  2. Community and connectedness – Younger generations hunger to be part of communities and they are more comfortable than older generations in finding and participating in these communities online. 
  3. Participation – Closely linked to the previous point, but underlining that younger generations want to be actively involved in fan communities as content creators and participants, and want to interact with their heroes.

Nielsen data, presented by Phoenix Hou, suggested that younger generations remain as interested in sport as older generations. What is changing is how they consume and experience sport, Hou said. Younger generations are also sensitive to sports properties’ ESG credentials – stances on social issues and the environment can strongly shape opinions.

One evident trend in how young people are consuming sport is in crossovers with other aspects of culture and entertainment, such as music, fashion and gaming. Some sports properties that have most successfully appealed to young audiences, such as the NBA and Paris St-Germain, have positioned themselves as cultural phenomena that extend beyond sport. They have pursued collaborations with music artists and fashion labels, and created esports leagues and teams.

Singaporean football club Lion City Sailors, represented on the panel by marketing chief Ravi Maan, has a ‘creative director’ who helps steer the club into these adjacent cultural areas.

Maan said: “When I first came to Lion City Sailors, we sat down and said, ‘How do we make it cool?’. For kids nowadays, football is connected, not just on the pitch, but it is part of culture, it is part of music, fashion, streetwear – everything has grown together. We looked at PSG as one of our inspirations…”

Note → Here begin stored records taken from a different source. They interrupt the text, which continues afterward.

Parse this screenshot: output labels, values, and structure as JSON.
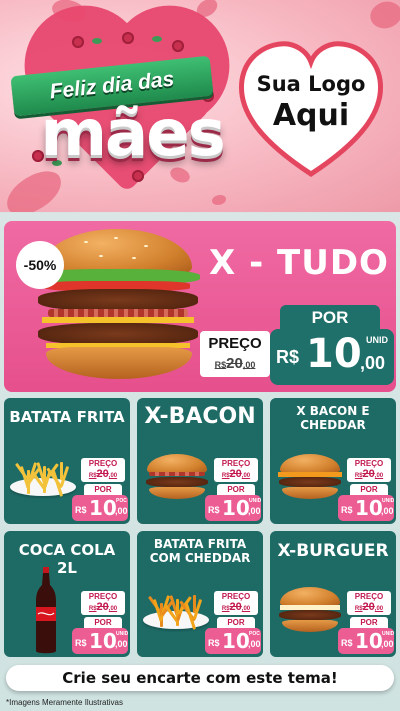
{
  "header": {
    "title_line1": "Feliz dia das",
    "title_line2": "mães",
    "logo_line1": "Sua Logo",
    "logo_line2": "Aqui"
  },
  "featured": {
    "discount": "-50%",
    "name": "X - TUDO",
    "preco_label": "PREÇO",
    "old_currency": "R$",
    "old_int": "20",
    "old_dec": ",00",
    "por_label": "POR",
    "currency": "R$",
    "price_int": "10",
    "price_dec": ",00",
    "unit": "UNID"
  },
  "products": [
    {
      "name": "BATATA FRITA",
      "preco_label": "PREÇO",
      "old_currency": "R$",
      "old_int": "20",
      "old_dec": ",00",
      "por_label": "POR",
      "currency": "R$",
      "price_int": "10",
      "price_dec": ",00",
      "unit": "POC"
    },
    {
      "name": "X-BACON",
      "preco_label": "PREÇO",
      "old_currency": "R$",
      "old_int": "20",
      "old_dec": ",00",
      "por_label": "POR",
      "currency": "R$",
      "price_int": "10",
      "price_dec": ",00",
      "unit": "UNID"
    },
    {
      "name": "X BACON E CHEDDAR",
      "preco_label": "PREÇO",
      "old_currency": "R$",
      "old_int": "20",
      "old_dec": ",00",
      "por_label": "POR",
      "currency": "R$",
      "price_int": "10",
      "price_dec": ",00",
      "unit": "UNID"
    },
    {
      "name": "COCA COLA 2L",
      "preco_label": "PREÇO",
      "old_currency": "R$",
      "old_int": "20",
      "old_dec": ",00",
      "por_label": "POR",
      "currency": "R$",
      "price_int": "10",
      "price_dec": ",00",
      "unit": "UNID"
    },
    {
      "name": "BATATA FRITA COM CHEDDAR",
      "preco_label": "PREÇO",
      "old_currency": "R$",
      "old_int": "20",
      "old_dec": ",00",
      "por_label": "POR",
      "currency": "R$",
      "price_int": "10",
      "price_dec": ",00",
      "unit": "POC"
    },
    {
      "name": "X-BURGUER",
      "preco_label": "PREÇO",
      "old_currency": "R$",
      "old_int": "20",
      "old_dec": ",00",
      "por_label": "POR",
      "currency": "R$",
      "price_int": "10",
      "price_dec": ",00",
      "unit": "UNID"
    }
  ],
  "footer": {
    "cta": "Crie seu encarte com este tema!",
    "disclaimer": "*Imagens Meramente Ilustrativas"
  },
  "colors": {
    "pink": "#e6508c",
    "teal": "#1e6b66",
    "price_pink": "#ec5d94",
    "green_ribbon": "#1f8a4c"
  }
}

Lion City Sailor’s creative director Kevin Lester is a local musician and rapper. He has created a music track for the club and worked with Maan on projects such as a licensing collaboration with local streetwear label Tell Your Children.

“We really recognise that marrying all these facets of sport and culture is the future,” Maan said.

Back to life

Audience view at All That Matters 2022. Image: Branded

What mattered most at this year’s All That Matters was that, after three years of massive disruption, which continued in Asia-Pacific long after it did some in other parts of the world, the regional sports industry felt like it is returning to life. 

More locally, the city of Singapore feels fully alive again after a long-running implementation of low-level restrictions which curbed business and normal life. 

Pandemic restrictions are still causing issues in other parts of the region. The new East Asian Super League basketball competition was recently forced to postpone its first regular season, for the third time, as travel between the various countries taking part was proving problematic.

The ongoing closure of China and Hong Kong to much business and travel remains a brake on the regional sports industry. There are hopes restrictions in these markets will be eased after this month’s Communist Party congress in Beijing, and at the very least sometime in 2023.

For all the talk of ‘new normals’ and the ubiquity of video conferencing, if there is one thing the re-openings of borders, resumptions of travel, and re-emergence of live events is showing us, it is the value of IRL experiences.

SportBusiness was a Presenting Partner of Sports Matters 2022. Sports Matters and umbrella event All That Matters are run by Singapore-based B2B and B2C events organiser Branded.